| Records drawn from a dataset |
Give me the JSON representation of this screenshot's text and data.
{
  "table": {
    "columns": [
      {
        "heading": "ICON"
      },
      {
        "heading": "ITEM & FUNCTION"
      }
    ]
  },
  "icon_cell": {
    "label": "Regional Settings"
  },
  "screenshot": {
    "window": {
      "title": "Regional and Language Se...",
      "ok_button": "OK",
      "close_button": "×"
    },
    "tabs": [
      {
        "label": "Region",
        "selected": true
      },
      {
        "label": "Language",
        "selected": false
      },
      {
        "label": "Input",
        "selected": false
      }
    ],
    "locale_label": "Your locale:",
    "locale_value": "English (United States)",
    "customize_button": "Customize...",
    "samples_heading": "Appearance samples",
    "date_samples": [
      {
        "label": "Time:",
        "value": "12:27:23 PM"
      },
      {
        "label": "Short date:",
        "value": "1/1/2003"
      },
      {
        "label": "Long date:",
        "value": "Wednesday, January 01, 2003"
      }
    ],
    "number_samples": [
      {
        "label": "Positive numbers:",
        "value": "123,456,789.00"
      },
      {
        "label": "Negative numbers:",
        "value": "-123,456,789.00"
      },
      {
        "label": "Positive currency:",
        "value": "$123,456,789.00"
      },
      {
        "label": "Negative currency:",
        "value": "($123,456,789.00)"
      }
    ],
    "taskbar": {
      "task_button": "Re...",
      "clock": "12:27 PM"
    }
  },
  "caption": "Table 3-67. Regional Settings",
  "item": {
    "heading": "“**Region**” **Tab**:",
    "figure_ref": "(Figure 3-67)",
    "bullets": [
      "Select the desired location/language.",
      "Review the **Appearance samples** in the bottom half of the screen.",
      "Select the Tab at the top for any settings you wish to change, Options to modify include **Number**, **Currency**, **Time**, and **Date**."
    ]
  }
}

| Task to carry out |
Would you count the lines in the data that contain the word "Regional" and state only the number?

| Answer for this exercise |
3